The progression Maggara just posted works equally well with both G and G#.
"There are two styles of music. Good music and bad music." -Duke Ellington

"If you really think about it, the guitar is a pointless instrument." - Robert Fripp
#9
Quote by dazzzer30
B minor and D major have the same notes in the scale now If we take the B dorian mode can it be played over the B natural minor or D major progression?


I find that sometimes yes, and sometimes no. But You'd call B dorian over B minor progression, except you wouldn't call it B dorian over D major, you'd call it D whatever B dorian's major relative is. They should also sound different, the same way B minor sounds different from D major. It's not just a naming convention.

Some progressions lend themselves well to more options than others. it depends on some other things also, like if there is a melody playing, it might lock you in to one mode or another.

Quote by HotspurJr
Just adding to that, if you're playing over D major:

D E F# G A B C#

D E F# G# A B C#

What you're really doing here is playing D Lydian.



D Lydian. It was D Lydian.
Last edited by fingrpikingood at Feb 1, 2015,
#10
Quote by Jet Penguin
Exactly.

Unless we're talking modal vamps (we aren't), then scale choice is a personal choice on a chord-by-chord, key-by-key basis.

As far as what's common practice, certain scales work better than others, and that's where CST comes in.

The progression Maggara just posted works equally well with both G and G#.


well, it's always a person choice, and lots of things can work. It depends on how defined the progression is.

The given progression Bm - D - A - Bm is ambiguous in that it has chords that are also diatonic to B dorian, so naturally you could solo with either scale over that, as well as a few others. Throw a subdominant in the mix, and things change. Throw V in there and play that natural 9 over it…. maybe you'll say you like for the sake of argument, but take a look a handful of jazz solos over a minor progression and you're much more likely to see b9's and #9s. Yeah, it's your choice, but if a person is asking questions, they're probably wondering what other people do (I call that common practice). It's a good place to start to anyway.

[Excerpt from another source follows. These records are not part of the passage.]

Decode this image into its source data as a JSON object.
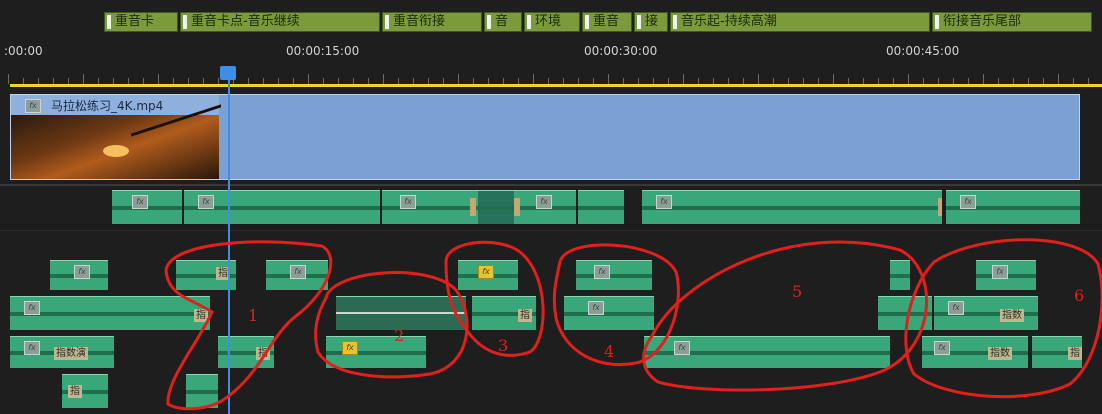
{
  "markers": [
    {
      "label": "重音卡",
      "left": 0,
      "width": 0
    },
    {
      "label": "重音卡点-音乐继续"
    },
    {
      "label": "重音衔接"
    },
    {
      "label": "音"
    },
    {
      "label": "环境"
    },
    {
      "label": "重音"
    },
    {
      "label": "接"
    },
    {
      "label": "音乐起-持续高潮"
    },
    {
      "label": "衔接音乐尾部"
    }
  ],
  "timecodes": [
    ":00:00",
    "00:00:15:00",
    "00:00:30:00",
    "00:00:45:00"
  ],
  "video_clip": {
    "name": "马拉松练习_4K.mp4",
    "fx": "fx"
  },
  "audio_tags": {
    "zhi": "指",
    "zhishu": "指数",
    "zhishu_long": "指数演",
    "zhishu_short": "指数"
  },
  "fx_label": "fx",
  "annotations": [
    "1",
    "2",
    "3",
    "4",
    "5",
    "6"
  ],
  "colors": {
    "marker_bg": "#7a9a3c",
    "video_bg": "#7aa0d4",
    "audio_clip": "#39a779",
    "playhead": "#3b8fe7",
    "annotation": "#e0201d",
    "work_area": "#f2d42a"
  }
}
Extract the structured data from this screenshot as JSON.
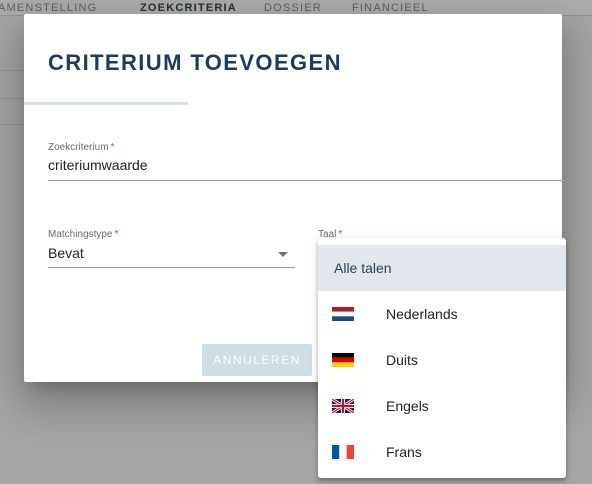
{
  "background": {
    "tabs": [
      "AMENSTELLING",
      "ZOEKCRITERIA",
      "DOSSIER",
      "FINANCIEEL"
    ],
    "active_tab": "ZOEKCRITERIA"
  },
  "dialog": {
    "title": "CRITERIUM TOEVOEGEN",
    "zoekcriterium": {
      "label": "Zoekcriterium",
      "required_marker": "*",
      "value": "criteriumwaarde"
    },
    "matchingstype": {
      "label": "Matchingstype",
      "required_marker": "*",
      "value": "Bevat"
    },
    "taal": {
      "label": "Taal",
      "required_marker": "*"
    },
    "cancel_label": "ANNULEREN"
  },
  "language_dropdown": {
    "options": [
      {
        "label": "Alle talen",
        "flag": "none",
        "selected": true
      },
      {
        "label": "Nederlands",
        "flag": "nl-flag-icon",
        "selected": false
      },
      {
        "label": "Duits",
        "flag": "de-flag-icon",
        "selected": false
      },
      {
        "label": "Engels",
        "flag": "uk-flag-icon",
        "selected": false
      },
      {
        "label": "Frans",
        "flag": "fr-flag-icon",
        "selected": false
      }
    ]
  },
  "colors": {
    "title": "#1d3b63",
    "required": "#e53935",
    "selected_option": "#e2e7ee",
    "cancel_button": "#cfdde6"
  }
}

Quote by MaggaraMarine

It's also not rare to use the dorian scale over the i (minor) chord when the chords don't change that fast. For example in songs like Summertime playing dorian over the first 4 bars would work. Same in Take 5 over the i-v vamp.


The more ambiguous it is, the more freedom you have to define it as a soloist. So sure if you hang on 1 chord for a long time you can color it in all sorts of ways.

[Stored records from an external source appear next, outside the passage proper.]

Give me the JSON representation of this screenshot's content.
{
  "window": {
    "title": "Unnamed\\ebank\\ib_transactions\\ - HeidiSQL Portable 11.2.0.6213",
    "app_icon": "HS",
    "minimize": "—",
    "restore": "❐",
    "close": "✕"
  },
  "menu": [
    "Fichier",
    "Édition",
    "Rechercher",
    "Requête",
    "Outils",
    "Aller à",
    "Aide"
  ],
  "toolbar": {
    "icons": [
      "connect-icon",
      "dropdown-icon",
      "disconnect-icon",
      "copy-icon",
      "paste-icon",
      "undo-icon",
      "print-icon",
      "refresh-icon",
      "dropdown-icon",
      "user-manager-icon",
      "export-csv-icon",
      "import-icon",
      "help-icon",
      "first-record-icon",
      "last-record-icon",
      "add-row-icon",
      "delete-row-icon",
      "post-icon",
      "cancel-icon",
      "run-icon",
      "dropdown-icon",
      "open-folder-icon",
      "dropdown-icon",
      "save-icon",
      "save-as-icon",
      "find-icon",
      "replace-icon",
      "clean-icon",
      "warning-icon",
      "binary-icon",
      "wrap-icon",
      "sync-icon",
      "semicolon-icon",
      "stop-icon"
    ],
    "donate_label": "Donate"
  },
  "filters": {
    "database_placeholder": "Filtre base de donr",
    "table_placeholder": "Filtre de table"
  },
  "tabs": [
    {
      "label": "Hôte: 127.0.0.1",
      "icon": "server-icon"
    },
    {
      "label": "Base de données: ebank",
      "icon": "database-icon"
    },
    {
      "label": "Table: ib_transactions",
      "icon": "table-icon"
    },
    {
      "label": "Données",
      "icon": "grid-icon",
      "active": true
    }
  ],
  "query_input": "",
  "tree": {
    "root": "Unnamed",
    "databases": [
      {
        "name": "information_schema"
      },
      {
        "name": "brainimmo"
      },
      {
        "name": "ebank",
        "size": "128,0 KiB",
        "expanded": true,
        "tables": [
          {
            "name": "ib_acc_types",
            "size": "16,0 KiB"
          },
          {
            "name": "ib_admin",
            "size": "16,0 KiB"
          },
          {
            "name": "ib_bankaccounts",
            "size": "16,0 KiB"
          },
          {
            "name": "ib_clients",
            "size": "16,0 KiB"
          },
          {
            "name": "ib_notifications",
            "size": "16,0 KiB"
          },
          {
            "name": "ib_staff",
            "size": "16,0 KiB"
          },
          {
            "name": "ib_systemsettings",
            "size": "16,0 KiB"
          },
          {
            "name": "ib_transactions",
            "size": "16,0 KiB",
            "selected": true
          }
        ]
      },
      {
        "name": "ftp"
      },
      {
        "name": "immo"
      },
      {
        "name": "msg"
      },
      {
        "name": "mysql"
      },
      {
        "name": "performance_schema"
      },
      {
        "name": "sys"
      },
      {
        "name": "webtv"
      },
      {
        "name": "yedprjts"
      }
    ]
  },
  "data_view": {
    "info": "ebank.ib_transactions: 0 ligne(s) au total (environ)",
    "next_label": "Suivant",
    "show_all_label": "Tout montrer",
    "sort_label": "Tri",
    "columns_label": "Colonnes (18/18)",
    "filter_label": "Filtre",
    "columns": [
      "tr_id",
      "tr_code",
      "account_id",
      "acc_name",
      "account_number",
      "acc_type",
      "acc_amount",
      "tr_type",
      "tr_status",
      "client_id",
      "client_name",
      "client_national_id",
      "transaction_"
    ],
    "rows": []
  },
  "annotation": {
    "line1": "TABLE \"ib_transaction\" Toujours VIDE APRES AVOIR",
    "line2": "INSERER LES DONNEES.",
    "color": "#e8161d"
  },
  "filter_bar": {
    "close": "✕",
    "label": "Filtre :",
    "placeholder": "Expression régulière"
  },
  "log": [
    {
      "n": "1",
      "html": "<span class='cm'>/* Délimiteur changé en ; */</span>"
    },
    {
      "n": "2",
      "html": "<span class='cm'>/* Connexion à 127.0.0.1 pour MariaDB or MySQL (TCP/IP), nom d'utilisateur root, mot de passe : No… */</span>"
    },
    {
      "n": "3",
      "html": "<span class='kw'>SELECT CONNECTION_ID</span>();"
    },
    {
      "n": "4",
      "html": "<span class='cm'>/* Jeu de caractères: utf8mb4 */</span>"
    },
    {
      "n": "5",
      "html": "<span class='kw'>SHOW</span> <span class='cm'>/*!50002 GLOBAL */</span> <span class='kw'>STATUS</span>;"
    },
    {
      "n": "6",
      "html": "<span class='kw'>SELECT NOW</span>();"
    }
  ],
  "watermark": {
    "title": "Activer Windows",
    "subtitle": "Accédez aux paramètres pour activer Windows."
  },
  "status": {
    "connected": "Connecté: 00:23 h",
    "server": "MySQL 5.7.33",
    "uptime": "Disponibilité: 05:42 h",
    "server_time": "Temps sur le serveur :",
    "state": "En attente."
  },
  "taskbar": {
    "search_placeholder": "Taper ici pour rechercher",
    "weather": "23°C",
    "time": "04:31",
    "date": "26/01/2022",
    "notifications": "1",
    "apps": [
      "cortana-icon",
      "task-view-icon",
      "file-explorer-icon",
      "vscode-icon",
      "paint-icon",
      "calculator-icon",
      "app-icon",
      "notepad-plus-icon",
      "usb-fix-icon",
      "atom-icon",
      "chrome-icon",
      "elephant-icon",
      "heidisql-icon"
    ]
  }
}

same with a i - v vamp. i - v is also diatonic to dorian… so the scale naturally will work over it.


Those are special cases though. A typical minor progression will include subdominants, and dominant V chords.


Quote by MaggaraMarine
^ I don't even know what a "natural minor" progression is

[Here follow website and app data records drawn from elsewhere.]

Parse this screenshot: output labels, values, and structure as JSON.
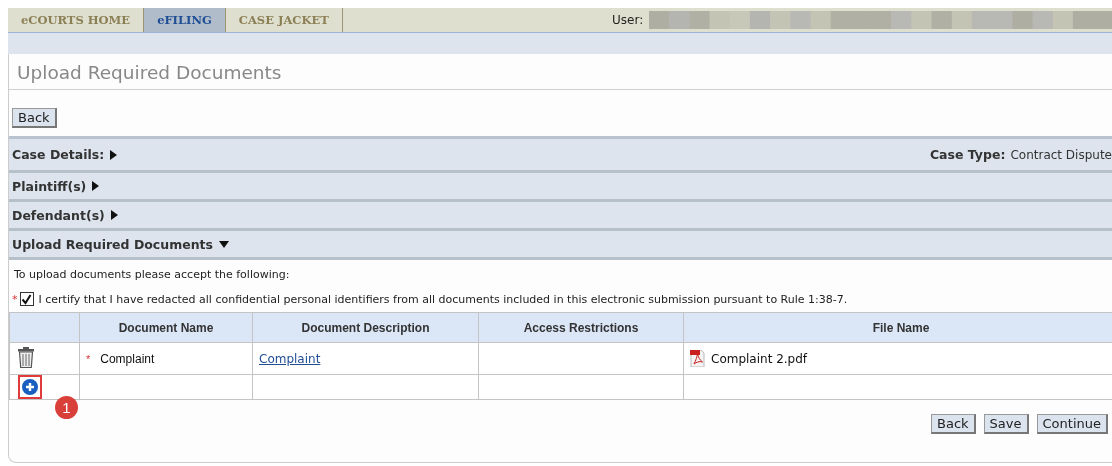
{
  "tabs": [
    {
      "label": "eCOURTS HOME",
      "selected": false
    },
    {
      "label": "eFILING",
      "selected": true
    },
    {
      "label": "CASE JACKET",
      "selected": false
    }
  ],
  "user": {
    "label": "User:"
  },
  "page_title": "Upload Required Documents",
  "top_buttons": [
    "Back"
  ],
  "sections": [
    {
      "title": "Case Details:",
      "expanded": false,
      "detail_label": "Case Type:",
      "detail_value": "Contract Dispute"
    },
    {
      "title": "Plaintiff(s)",
      "expanded": false
    },
    {
      "title": "Defendant(s)",
      "expanded": false
    },
    {
      "title": "Upload Required Documents",
      "expanded": true
    }
  ],
  "instructions": "To upload documents please accept the following:",
  "certification": {
    "required_mark": "*",
    "checked": true,
    "text": "I certify that I have redacted all confidential personal identifiers from all documents included in this electronic submission pursuant to Rule 1:38-7."
  },
  "table": {
    "columns": [
      "Document Name",
      "Document Description",
      "Access Restrictions",
      "File Name"
    ],
    "rows": [
      {
        "kind": "document",
        "required_mark": "*",
        "name": "Complaint",
        "description": "Complaint",
        "file_name": "Complaint 2.pdf"
      },
      {
        "kind": "add"
      }
    ]
  },
  "callout": {
    "number": "1"
  },
  "bottom_buttons": [
    "Back",
    "Save",
    "Continue"
  ]
}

I was just using the TS's words. I should have said typical minor progression.


and besides all that, what the TS is really asking is…… Since B minor is the relative minor to D Major, does that mean I can use B dorian over both? The answer to that is no.
shred is gaudy music
Last edited by GuitarMunky at Feb 1, 2015,
#11
Agreed. We don't need to go overboard and beyond simply answering OP's question; I just want to make sure nothing gets dogmatic.

Disclaimer: I'm not claiming anything has been dogmatic in this thread.
"There are two styles of music. Good music and bad music." -Duke Ellington

"If you really think about it, the guitar is a pointless instrument." - Robert Fripp
#12
@GuitarMunky - Yeah, I agree. I think TS should learn about chord functions and keys and learn to use "correct scales" over chords (I mean, if the progression is diatonic to B minor, use the B minor scale, and if there are non-diatonic chords, look at the chord tones).

I know "dorian" as a scale name sounds exotic and cool and all that. But you can't just play it over anything.
Quote by AlanHB
Just remember that there are no boring scales, just boring players.

Gear

Bach Stradivarius 37G
Charvel So Cal
Fender Dimension Bass
Hartke HyDrive 210c
Ibanez BL70
Laney VC30
Tokai TB48
Yamaha FG720S-12
Yamaha P115
#13
Bingo.
"There are two styles of music. Good music and bad music." -Duke Ellington

"If you really think about it, the guitar is a pointless instrument." - Robert Fripp